We’re both really pleased with Clovenhoof. It needs editing and polishing but it’s clear that we have created something that we’re really proud of.
If it is greater than the sum of our parts, how did that happen? I’m not sure I have all of the answers, but here are a few thoughts.
Different skills at different times.
To complete any project, you need a variety of skills. There are books and methodologies dedicated to building teams with an optimised range of skills, which can be assessed with profiling (eg Belbin).
I can see that Iain and I have brought different approaches which have kept up the momentum and steered us though this. Iain has brought spreadsheets, organisation and some rock-solid plotting skills. I have bounced around like Tigger on acid and said things like “let’s have a blog” and “let’s go to conventions”. These didn’t necessarily help us write the book, but they may help us to sell it.
In terms of ideas for the book, I would venture that I am a spitballer; I can spew ideas, good and bad into an ideas document (we had one of these for every chapter, just to capture initial thoughts) and some of them will stick. Iain has an excellent instinct for the ones that will fit well into the plot, and a real talent for stretching them to the max.

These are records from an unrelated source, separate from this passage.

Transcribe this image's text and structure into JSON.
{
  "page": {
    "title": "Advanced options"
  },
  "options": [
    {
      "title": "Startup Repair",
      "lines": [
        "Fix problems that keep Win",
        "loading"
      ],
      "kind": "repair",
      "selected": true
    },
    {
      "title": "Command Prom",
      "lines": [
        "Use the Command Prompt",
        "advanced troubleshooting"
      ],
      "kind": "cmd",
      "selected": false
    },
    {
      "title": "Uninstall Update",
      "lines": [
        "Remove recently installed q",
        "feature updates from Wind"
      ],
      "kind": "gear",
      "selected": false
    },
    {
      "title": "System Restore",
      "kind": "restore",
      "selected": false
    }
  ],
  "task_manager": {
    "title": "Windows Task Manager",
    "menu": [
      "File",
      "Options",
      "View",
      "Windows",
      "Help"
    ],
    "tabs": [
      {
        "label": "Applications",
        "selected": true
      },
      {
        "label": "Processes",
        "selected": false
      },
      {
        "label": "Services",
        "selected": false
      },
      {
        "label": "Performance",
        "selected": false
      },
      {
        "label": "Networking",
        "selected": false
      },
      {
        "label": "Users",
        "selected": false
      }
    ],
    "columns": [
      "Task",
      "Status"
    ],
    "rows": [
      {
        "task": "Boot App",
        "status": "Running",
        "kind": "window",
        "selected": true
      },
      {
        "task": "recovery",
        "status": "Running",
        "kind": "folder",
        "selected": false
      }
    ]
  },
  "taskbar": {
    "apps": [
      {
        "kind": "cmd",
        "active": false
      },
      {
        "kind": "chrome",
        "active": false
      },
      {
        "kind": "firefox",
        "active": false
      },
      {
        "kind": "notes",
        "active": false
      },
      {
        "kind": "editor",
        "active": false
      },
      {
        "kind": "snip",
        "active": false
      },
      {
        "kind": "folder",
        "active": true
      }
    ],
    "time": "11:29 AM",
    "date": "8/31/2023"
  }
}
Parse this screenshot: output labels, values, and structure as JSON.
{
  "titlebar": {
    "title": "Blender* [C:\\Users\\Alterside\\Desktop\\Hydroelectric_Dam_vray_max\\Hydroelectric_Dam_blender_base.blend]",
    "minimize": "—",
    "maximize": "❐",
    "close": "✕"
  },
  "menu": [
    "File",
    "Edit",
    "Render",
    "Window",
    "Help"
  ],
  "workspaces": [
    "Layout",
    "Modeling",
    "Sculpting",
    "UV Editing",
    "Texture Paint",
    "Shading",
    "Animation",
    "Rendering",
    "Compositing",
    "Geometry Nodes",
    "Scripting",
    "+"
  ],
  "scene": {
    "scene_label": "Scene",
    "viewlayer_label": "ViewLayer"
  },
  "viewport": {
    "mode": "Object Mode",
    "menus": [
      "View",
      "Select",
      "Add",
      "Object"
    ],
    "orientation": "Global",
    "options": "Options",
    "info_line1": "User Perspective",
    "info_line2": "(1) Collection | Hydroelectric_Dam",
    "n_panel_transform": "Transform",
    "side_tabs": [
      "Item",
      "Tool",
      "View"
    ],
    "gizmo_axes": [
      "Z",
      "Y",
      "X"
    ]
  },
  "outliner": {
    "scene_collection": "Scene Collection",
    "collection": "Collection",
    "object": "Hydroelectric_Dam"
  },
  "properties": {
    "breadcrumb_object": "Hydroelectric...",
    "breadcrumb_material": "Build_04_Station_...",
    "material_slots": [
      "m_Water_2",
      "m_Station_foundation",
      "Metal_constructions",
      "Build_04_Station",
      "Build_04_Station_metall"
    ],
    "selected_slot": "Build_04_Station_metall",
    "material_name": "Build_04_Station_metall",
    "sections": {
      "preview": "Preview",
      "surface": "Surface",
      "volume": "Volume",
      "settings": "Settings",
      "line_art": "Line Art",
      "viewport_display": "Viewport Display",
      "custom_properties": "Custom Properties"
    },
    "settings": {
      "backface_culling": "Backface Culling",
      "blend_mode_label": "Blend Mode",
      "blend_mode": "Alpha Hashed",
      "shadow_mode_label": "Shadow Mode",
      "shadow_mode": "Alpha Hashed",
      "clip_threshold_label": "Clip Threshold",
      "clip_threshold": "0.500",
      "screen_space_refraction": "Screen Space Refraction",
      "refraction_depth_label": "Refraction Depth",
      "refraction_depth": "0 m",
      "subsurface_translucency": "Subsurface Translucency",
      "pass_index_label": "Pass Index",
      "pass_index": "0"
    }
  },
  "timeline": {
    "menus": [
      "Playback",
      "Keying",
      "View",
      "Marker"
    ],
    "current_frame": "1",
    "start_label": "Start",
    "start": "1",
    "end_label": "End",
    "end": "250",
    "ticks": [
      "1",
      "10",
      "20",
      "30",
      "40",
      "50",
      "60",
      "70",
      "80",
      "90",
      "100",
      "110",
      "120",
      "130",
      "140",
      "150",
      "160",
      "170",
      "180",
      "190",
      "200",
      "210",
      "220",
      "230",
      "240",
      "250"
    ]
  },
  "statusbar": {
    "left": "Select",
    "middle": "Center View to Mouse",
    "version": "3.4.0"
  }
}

[Iain: It’s really interesting that Heide suggests I like to stretch ideas to their furthest limits when in fact, that’s a quality I see in Heide. I do wonder if, when we’re writing our solo pieces we find that we don’t want to push things too far (in terms of imagination, humour, taboos, etc) but, with the support of a willing partner, we are happier to step into new and dangerous territory]
Just for fun
Sometimes it’s an enjoyable diversion to develop ideas if we happen to be talking. We met up to do some plotting, and Saint Francis of Assisi had made a couple of appearances in scenes that we’d written. We both agreed that he was shaping up to be an enjoyable character, who fretted about animal welfare whatever the situation. I am sorry to say* that by the time we’d finished laughing about the possibilities we ended up with quite a bit of the final action taking place in Heaven’s animal sanctuary, so that Francis can look on and wring his hands at his beloved animals stampeding and eating each other.
[Iain: In my head, I can genuinely see a spin-off novel (assuming this one sells) in which Francis of Assisi and Joan of Arc go on a twenty-first century road trip across Europe and the US in search of the Virgin Mary. Francis and Joan are characters who sprung out of nowhere, out of the consciousness between Heide and I and they are some of the strongest characters I’ve ever written about.]
Discussion & honesty
There have been a few occasions where a neat idea has come from a thought or an anecdote and taken us by surprise. Nerys, one of our characters is a first aider. It’s just an incidental detail, but I related to Iain (because I am a first aider) that a small bad part of me gets annoyed if multiple first aiders appear to help someone because I secretly want to hog all of the glory. What can I say? I am sometimes not a nice person. Iain stretched this to its natural conclusion in a scene that made me laugh out loud when I read it. Nerys beats off the opposition in order to get to the unfortunate victim, and demands photos to show people afterwards. The thing that struck me when I read it was this: would I have been brave enough or honest enough to write that myself? Probably not, but it’s taught me an interesting lesson for the future about plundering my dark side.
[Iain: See, I told you. Two partners, braver together than they are apart. The Lone Ranger and Tonto, Batman and Robin, Goody and Grant.]
* I’m not really sorry.